Snow patches can hang on here late in to the season so only continue if you feel it is safe. The view at the top is nice but not worth extra risk. Assuming it is safe, continue across rocky scree slopes and on towards the boulders. Watch for pika scurrying in the rocks from here to the top. The final push is a quick scramble up some boulders and then a couple more switchbacks up to the location of the old fire lookout.
At the top you have 360 degree views of Mt Baker, the Twin Sisters range, Whitehorse Mountain, the Glacier Peak Wilderness, Cascade Pass/Sahale Arm/Boston Basin area, and all the jagged peaks of the North Cascades. Pull out your map, or an app, and try to name as many peaks as you can. Take photos and linger as long as you can stand the cloud of flies before descending the way you came.
Descending in the sun will make you appreciate having arrived early. Watch your footing carefully on the way down and resist the urge to attempt an Olympic-esque dive into the Sauk River. As inviting as it looks, your sore knees will lack the superhero strength required to fly that far.
This trail is exposed and narrow for probably 95% of the hike. In many places it is crumbling away at the edges and there are some sections that are steep and slippery with dust. If you fall from this trail, it is a long way down. Older children might do ok, but I would not want to ever bring a toddler on it, nor would I ever want to wear a child while hiking it.
There is no water source once the snow has melted and once the sun crests the mountain in the morning it is very hot. Bring more water than you think you will need and don’t forget to bring plenty for your four legged friend if they come along.
There are lots of bees and hornets on this trail, all those flowers aren’t going to pollinate themselves! We did not get stung but if you are allergic make sure you have your injector handy.

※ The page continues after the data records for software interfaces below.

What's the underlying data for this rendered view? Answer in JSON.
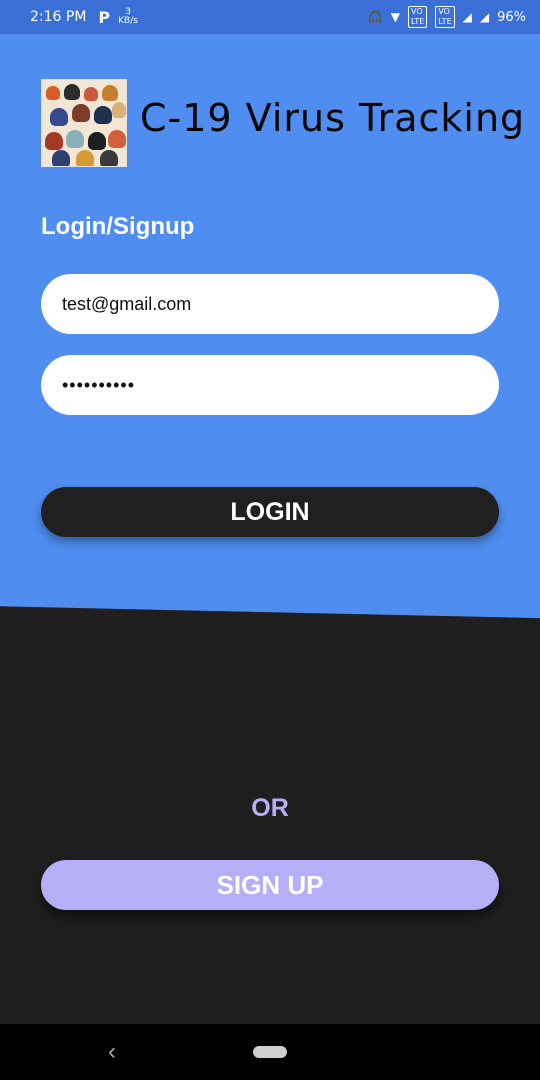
{
  "status_bar": {
    "time": "2:16 PM",
    "p_label": "P",
    "kb_value": "3",
    "kb_unit": "KB/s",
    "signal_label_1": "VO",
    "lte_label_1": "LTE",
    "signal_label_2": "VO",
    "lte_label_2": "LTE",
    "battery": "96%",
    "colors": {
      "bar": "#3a6fd8"
    }
  },
  "app": {
    "title": "C-19 Virus Tracking",
    "section_label": "Login/Signup"
  },
  "form": {
    "email_value": "test@gmail.com",
    "password_value": "••••••••••"
  },
  "buttons": {
    "login_label": "LOGIN",
    "or_label": "OR",
    "signup_label": "SIGN UP"
  },
  "nav": {
    "back_icon": "chevron-left",
    "home_icon": "pill-home"
  },
  "colors": {
    "primary_blue": "#4f8ef0",
    "dark": "#1f1f1f",
    "accent_purple": "#b6aef7",
    "white": "#ffffff"
  }
}
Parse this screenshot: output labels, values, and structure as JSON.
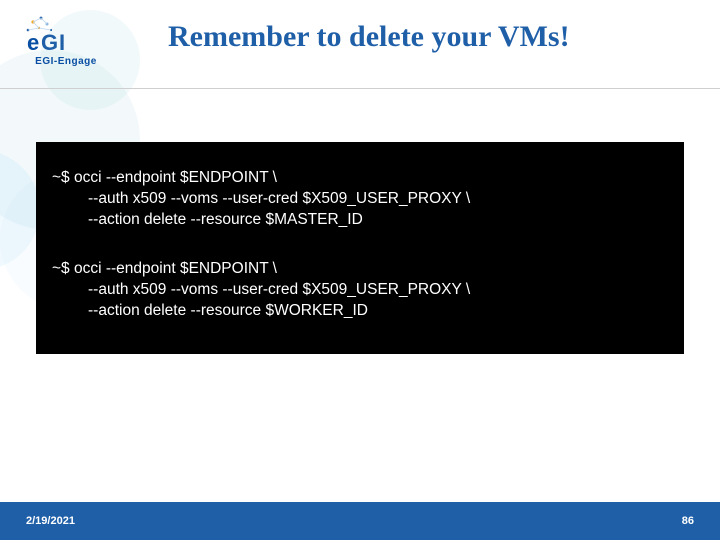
{
  "logo": {
    "name": "eGI",
    "subtext": "EGI-Engage"
  },
  "title": "Remember to delete your VMs!",
  "terminal": {
    "block1": {
      "line1": "~$ occi --endpoint $ENDPOINT \\",
      "line2": "--auth x509 --voms --user-cred $X509_USER_PROXY \\",
      "line3": "--action delete --resource $MASTER_ID"
    },
    "block2": {
      "line1": "~$ occi --endpoint $ENDPOINT \\",
      "line2": "--auth x509 --voms --user-cred $X509_USER_PROXY \\",
      "line3": "--action delete --resource $WORKER_ID"
    }
  },
  "footer": {
    "date": "2/19/2021",
    "page": "86"
  }
}
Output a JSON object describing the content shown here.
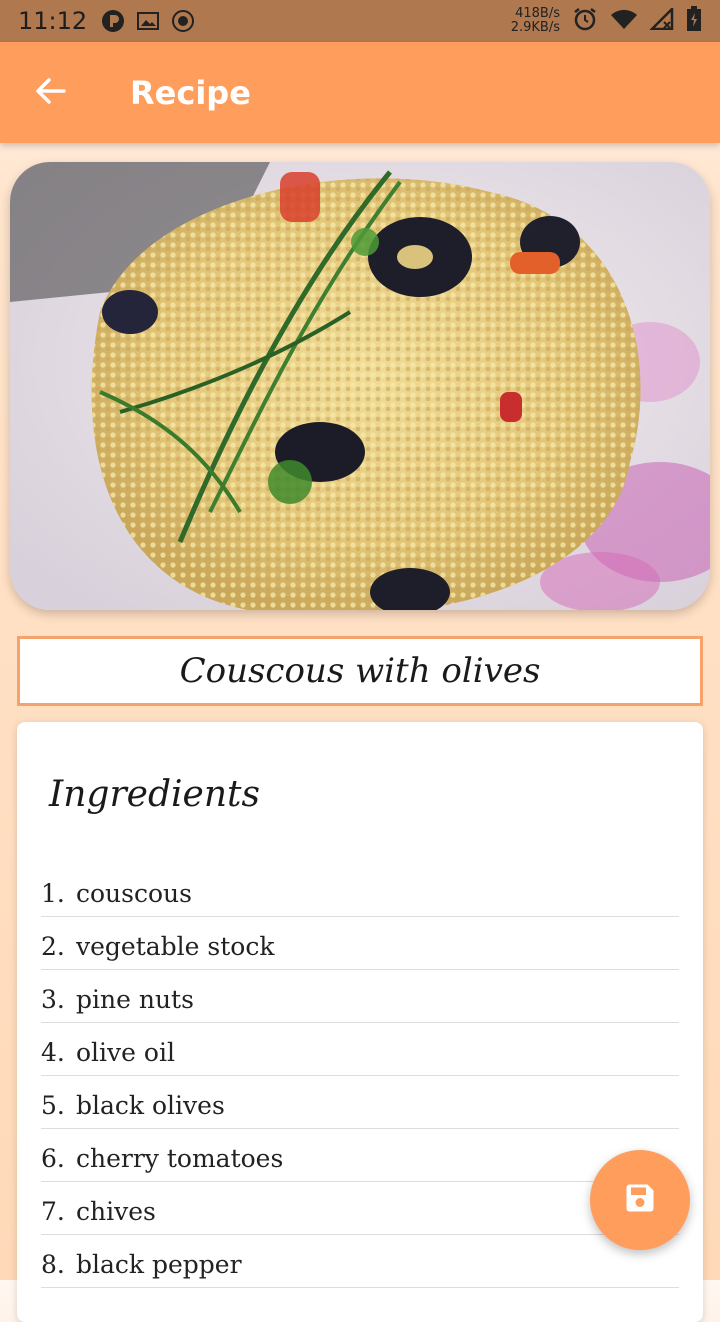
{
  "status_bar": {
    "time": "11:12",
    "net_up": "418B/s",
    "net_down": "2.9KB/s",
    "icons": [
      "p-badge-icon",
      "image-icon",
      "record-icon",
      "alarm-icon",
      "wifi-icon",
      "signal-icon",
      "battery-icon"
    ]
  },
  "app_bar": {
    "title": "Recipe",
    "back_icon": "arrow-left-icon"
  },
  "recipe": {
    "image_alt": "couscous with olives photo",
    "title": "Couscous with olives"
  },
  "ingredients": {
    "heading": "Ingredients",
    "items": [
      {
        "num": "1.",
        "name": "couscous"
      },
      {
        "num": "2.",
        "name": "vegetable stock"
      },
      {
        "num": "3.",
        "name": "pine nuts"
      },
      {
        "num": "4.",
        "name": "olive oil"
      },
      {
        "num": "5.",
        "name": "black olives"
      },
      {
        "num": "6.",
        "name": "cherry tomatoes"
      },
      {
        "num": "7.",
        "name": "chives"
      },
      {
        "num": "8.",
        "name": "black pepper"
      }
    ]
  },
  "fab": {
    "icon": "save-icon"
  },
  "colors": {
    "accent": "#ff9d5c",
    "status_bar": "#b0784f",
    "border": "#f5a26b"
  }
}
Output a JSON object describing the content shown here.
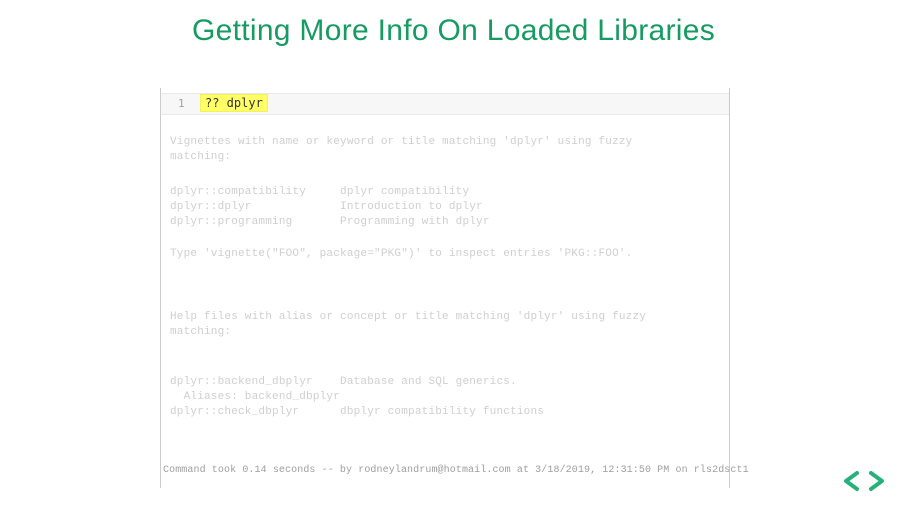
{
  "title": "Getting More Info On Loaded Libraries",
  "code": {
    "line_number": "1",
    "text": "?? dplyr"
  },
  "blocks": {
    "b1": "Vignettes with name or keyword or title matching 'dplyr' using fuzzy\nmatching:",
    "b2": "dplyr::compatibility     dplyr compatibility\ndplyr::dplyr             Introduction to dplyr\ndplyr::programming       Programming with dplyr",
    "b3": "Type 'vignette(\"FOO\", package=\"PKG\")' to inspect entries 'PKG::FOO'.",
    "b4": "Help files with alias or concept or title matching 'dplyr' using fuzzy\nmatching:",
    "b5": "dplyr::backend_dbplyr    Database and SQL generics.\n  Aliases: backend_dbplyr\ndplyr::check_dbplyr      dbplyr compatibility functions"
  },
  "footer": "Command took 0.14 seconds -- by rodneylandrum@hotmail.com at 3/18/2019, 12:31:50 PM on rls2dsct1"
}
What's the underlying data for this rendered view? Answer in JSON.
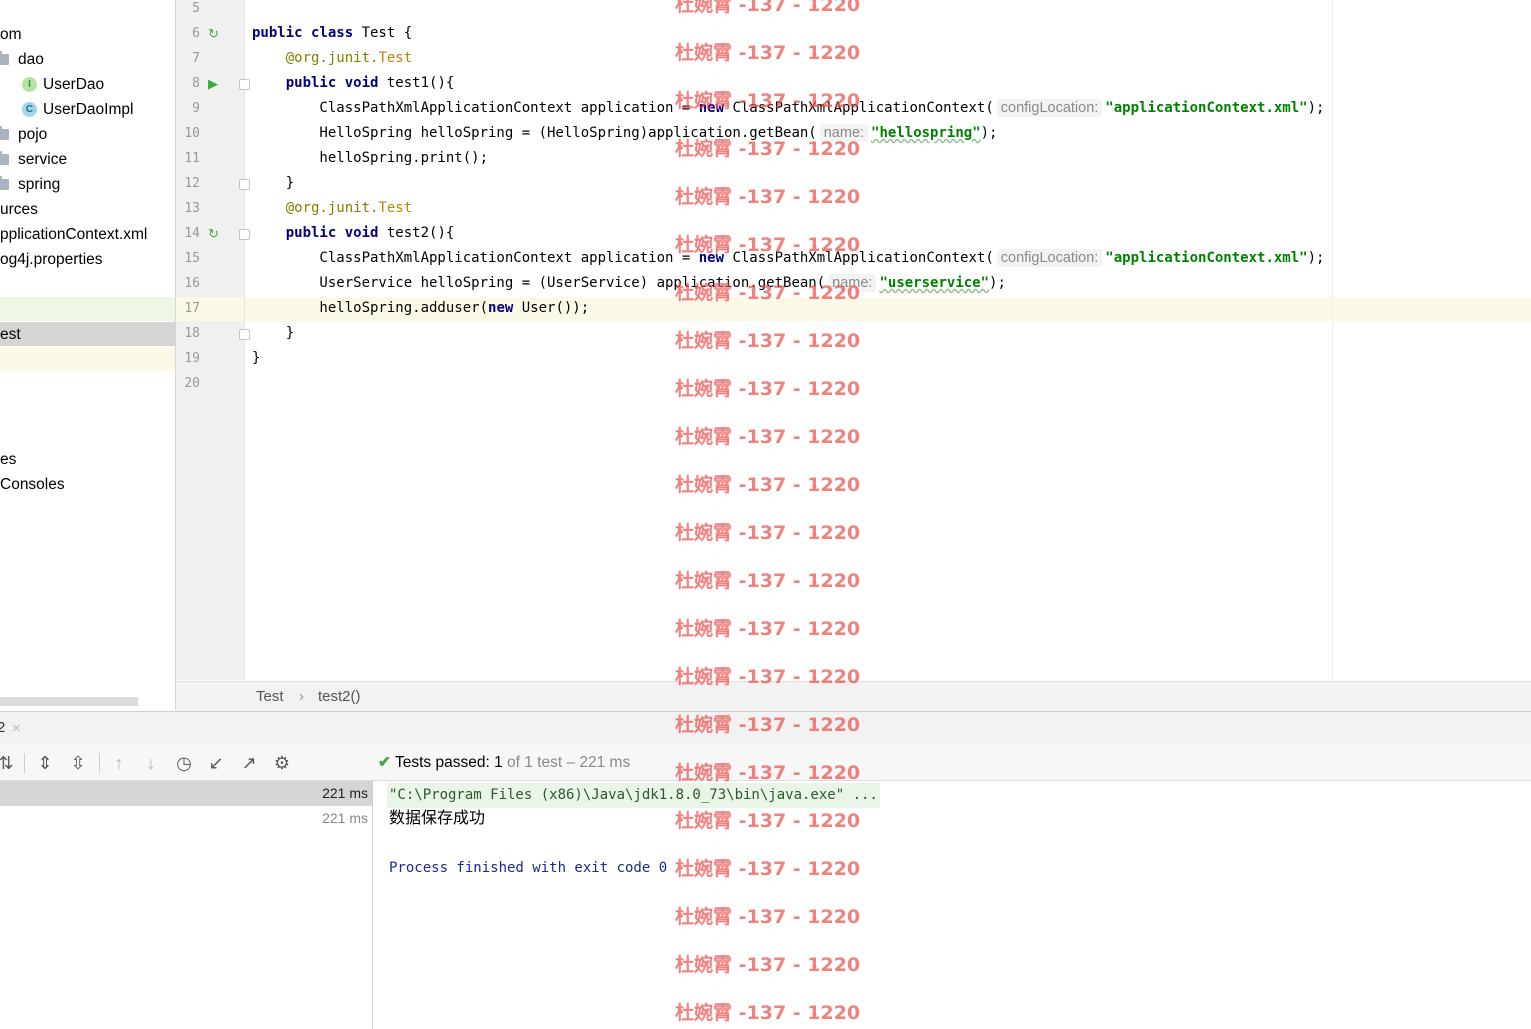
{
  "project_tree": {
    "items": [
      {
        "label": "om",
        "icon": "none",
        "indent": 0
      },
      {
        "label": "dao",
        "icon": "folder-icon",
        "indent": 1
      },
      {
        "label": "UserDao",
        "icon": "interface-icon",
        "badge": "I",
        "indent": 2
      },
      {
        "label": "UserDaoImpl",
        "icon": "class-icon",
        "badge": "C",
        "indent": 2
      },
      {
        "label": "pojo",
        "icon": "folder-icon",
        "indent": 1
      },
      {
        "label": "service",
        "icon": "folder-icon",
        "indent": 1
      },
      {
        "label": "spring",
        "icon": "folder-icon",
        "indent": 1
      },
      {
        "label": "urces",
        "icon": "none",
        "indent": 0
      },
      {
        "label": "pplicationContext.xml",
        "icon": "none",
        "indent": 0
      },
      {
        "label": "og4j.properties",
        "icon": "none",
        "indent": 0
      },
      {
        "label": "",
        "icon": "none",
        "indent": 0
      },
      {
        "label": "",
        "icon": "none",
        "indent": 0
      },
      {
        "label": "est",
        "icon": "none",
        "indent": 0
      },
      {
        "label": "",
        "icon": "none",
        "indent": 0
      },
      {
        "label": "",
        "icon": "none",
        "indent": 0
      },
      {
        "label": "",
        "icon": "none",
        "indent": 0
      },
      {
        "label": "",
        "icon": "none",
        "indent": 0
      },
      {
        "label": "es",
        "icon": "none",
        "indent": 0
      },
      {
        "label": "Consoles",
        "icon": "none",
        "indent": 0
      }
    ]
  },
  "editor": {
    "lines": [
      {
        "n": "5",
        "run": "",
        "fold": false,
        "code": []
      },
      {
        "n": "6",
        "run": "↻",
        "fold": false,
        "code": [
          [
            "kw",
            "public class "
          ],
          [
            "t",
            "Test {"
          ]
        ]
      },
      {
        "n": "7",
        "run": "",
        "fold": false,
        "code": [
          [
            "t",
            "    "
          ],
          [
            "ann",
            "@org.junit."
          ],
          [
            "ann2",
            "Test"
          ]
        ]
      },
      {
        "n": "8",
        "run": "▶",
        "fold": true,
        "code": [
          [
            "t",
            "    "
          ],
          [
            "kw",
            "public void "
          ],
          [
            "t",
            "test1(){"
          ]
        ]
      },
      {
        "n": "9",
        "run": "",
        "fold": false,
        "code": [
          [
            "t",
            "        ClassPathXmlApplicationContext application = "
          ],
          [
            "kw",
            "new "
          ],
          [
            "t",
            "ClassPathXmlApplicationContext("
          ],
          [
            "hint",
            "configLocation:"
          ],
          [
            "str",
            "\"applicationContext.xml\""
          ],
          [
            "t",
            ");"
          ]
        ]
      },
      {
        "n": "10",
        "run": "",
        "fold": false,
        "code": [
          [
            "t",
            "        HelloSpring helloSpring = (HelloSpring)application.getBean("
          ],
          [
            "hint",
            "name:"
          ],
          [
            "strw",
            "\"hellospring\""
          ],
          [
            "t",
            ");"
          ]
        ]
      },
      {
        "n": "11",
        "run": "",
        "fold": false,
        "code": [
          [
            "t",
            "        helloSpring.print();"
          ]
        ]
      },
      {
        "n": "12",
        "run": "",
        "fold": true,
        "code": [
          [
            "t",
            "    }"
          ]
        ]
      },
      {
        "n": "13",
        "run": "",
        "fold": false,
        "code": [
          [
            "t",
            "    "
          ],
          [
            "ann",
            "@org.junit."
          ],
          [
            "ann2",
            "Test"
          ]
        ]
      },
      {
        "n": "14",
        "run": "↻",
        "fold": true,
        "code": [
          [
            "t",
            "    "
          ],
          [
            "kw",
            "public void "
          ],
          [
            "t",
            "test2(){"
          ]
        ]
      },
      {
        "n": "15",
        "run": "",
        "fold": false,
        "code": [
          [
            "t",
            "        ClassPathXmlApplicationContext application = "
          ],
          [
            "kw",
            "new "
          ],
          [
            "t",
            "ClassPathXmlApplicationContext("
          ],
          [
            "hint",
            "configLocation:"
          ],
          [
            "str",
            "\"applicationContext.xml\""
          ],
          [
            "t",
            ");"
          ]
        ]
      },
      {
        "n": "16",
        "run": "",
        "fold": false,
        "code": [
          [
            "t",
            "        UserService helloSpring = (UserService) application.getBean("
          ],
          [
            "hint",
            "name:"
          ],
          [
            "strw",
            "\"userservice\""
          ],
          [
            "t",
            ");"
          ]
        ]
      },
      {
        "n": "17",
        "run": "",
        "fold": false,
        "code": [
          [
            "t",
            "        helloSpring.adduser("
          ],
          [
            "kw",
            "new "
          ],
          [
            "t",
            "User());"
          ]
        ]
      },
      {
        "n": "18",
        "run": "",
        "fold": true,
        "code": [
          [
            "t",
            "    }"
          ]
        ]
      },
      {
        "n": "19",
        "run": "",
        "fold": false,
        "code": [
          [
            "t",
            "}"
          ]
        ]
      },
      {
        "n": "20",
        "run": "",
        "fold": false,
        "code": []
      }
    ]
  },
  "breadcrumbs": {
    "class_name": "Test",
    "separator": "›",
    "method_name": "test2()"
  },
  "run_window": {
    "tab_label": "2",
    "tab_close": "×",
    "toolbar_icons": [
      {
        "name": "sort-icon",
        "glyph": "⇅",
        "dim": false
      },
      {
        "name": "expand-all-icon",
        "glyph": "⇕",
        "dim": false
      },
      {
        "name": "collapse-all-icon",
        "glyph": "⇳",
        "dim": false
      },
      {
        "name": "prev-failed-icon",
        "glyph": "↑",
        "dim": true
      },
      {
        "name": "next-failed-icon",
        "glyph": "↓",
        "dim": true
      },
      {
        "name": "history-icon",
        "glyph": "◷",
        "dim": false
      },
      {
        "name": "import-tests-icon",
        "glyph": "↙",
        "dim": false
      },
      {
        "name": "export-tests-icon",
        "glyph": "↗",
        "dim": false
      },
      {
        "name": "settings-gear-icon",
        "glyph": "⚙",
        "dim": false
      }
    ],
    "status": {
      "prefix": "Tests passed: ",
      "count": "1",
      "rest": " of 1 test – 221 ms"
    },
    "test_rows": [
      {
        "time": "221 ms",
        "selected": true
      },
      {
        "time": "221 ms",
        "selected": false
      }
    ],
    "console": {
      "command": "\"C:\\Program Files (x86)\\Java\\jdk1.8.0_73\\bin\\java.exe\" ...",
      "output": "数据保存成功",
      "exit_message": "Process finished with exit code 0"
    }
  },
  "watermark": {
    "text": "杜婉霄 -137 - 1220",
    "color": "#ea5050"
  }
}
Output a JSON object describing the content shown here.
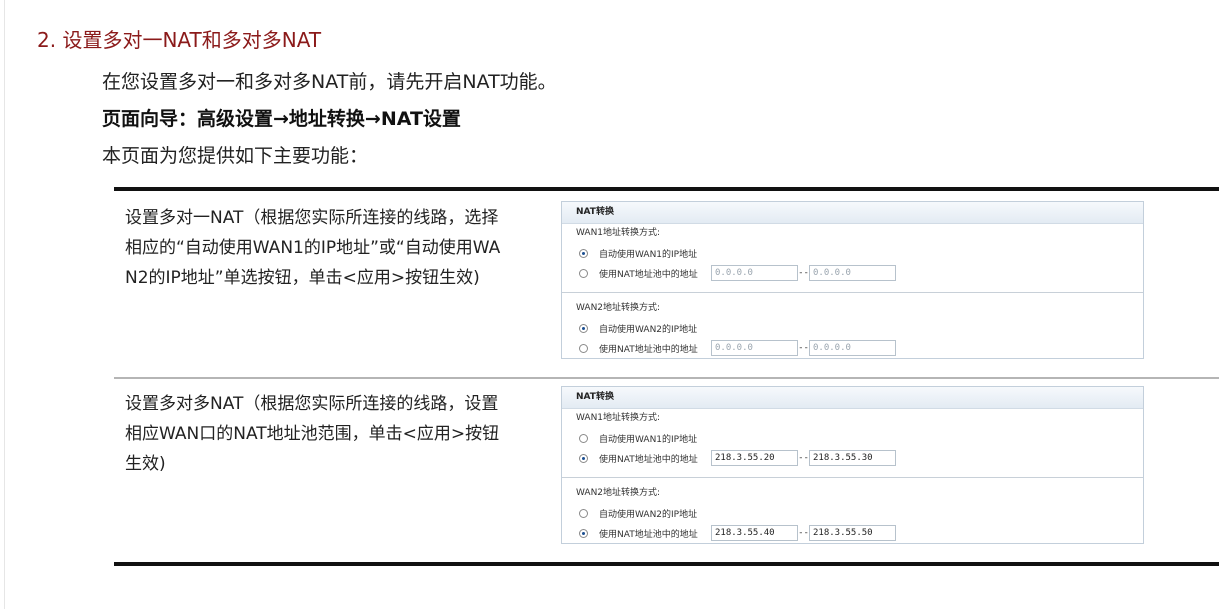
{
  "heading": "2. 设置多对一NAT和多对多NAT",
  "intro": {
    "line1": "在您设置多对一和多对多NAT前，请先开启NAT功能。",
    "line2": "页面向导：高级设置→地址转换→NAT设置",
    "line3": "本页面为您提供如下主要功能："
  },
  "rows": [
    {
      "desc_lines": [
        "设置多对一NAT（根据您实际所连接的线路，选择",
        "相应的“自动使用WAN1的IP地址”或“自动使用WA",
        "N2的IP地址”单选按钮，单击<应用>按钮生效)"
      ],
      "panel": {
        "title": "NAT转换",
        "wan1_label": "WAN1地址转换方式:",
        "wan1_auto": "自动使用WAN1的IP地址",
        "wan1_pool": "使用NAT地址池中的地址",
        "wan1_auto_selected": true,
        "wan1_start": "0.0.0.0",
        "wan1_end": "0.0.0.0",
        "wan2_label": "WAN2地址转换方式:",
        "wan2_auto": "自动使用WAN2的IP地址",
        "wan2_pool": "使用NAT地址池中的地址",
        "wan2_auto_selected": true,
        "wan2_start": "0.0.0.0",
        "wan2_end": "0.0.0.0",
        "dash": "--"
      }
    },
    {
      "desc_lines": [
        "设置多对多NAT（根据您实际所连接的线路，设置",
        "相应WAN口的NAT地址池范围，单击<应用>按钮",
        "生效)"
      ],
      "panel": {
        "title": "NAT转换",
        "wan1_label": "WAN1地址转换方式:",
        "wan1_auto": "自动使用WAN1的IP地址",
        "wan1_pool": "使用NAT地址池中的地址",
        "wan1_auto_selected": false,
        "wan1_start": "218.3.55.20",
        "wan1_end": "218.3.55.30",
        "wan2_label": "WAN2地址转换方式:",
        "wan2_auto": "自动使用WAN2的IP地址",
        "wan2_pool": "使用NAT地址池中的地址",
        "wan2_auto_selected": false,
        "wan2_start": "218.3.55.40",
        "wan2_end": "218.3.55.50",
        "dash": "--"
      }
    }
  ]
}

The Sauk Lake Trail branches off from the Sauk Mountain Trail at a signed junction when you round the mountain after climbing the switch backs (about 1.8 miles along). This trail loses 1,200ft of elevation over 1.5 miles down to the lake shore, which is more than you climbed to the trail junction. If you are seeking solitude, you are likely to find it there.
Rockport State Park is less than a mile east of the turn off for the Sauk Mountain access road. An old growth, deep forest wonderland, it is worth the visit either as an add on to hiking Sauk or as a destination all its own.
If you don’t already have a shelf, or entire bookcase, full of local hiking guides and maps, here are some of my favorites featuring this hike and/or others in the area: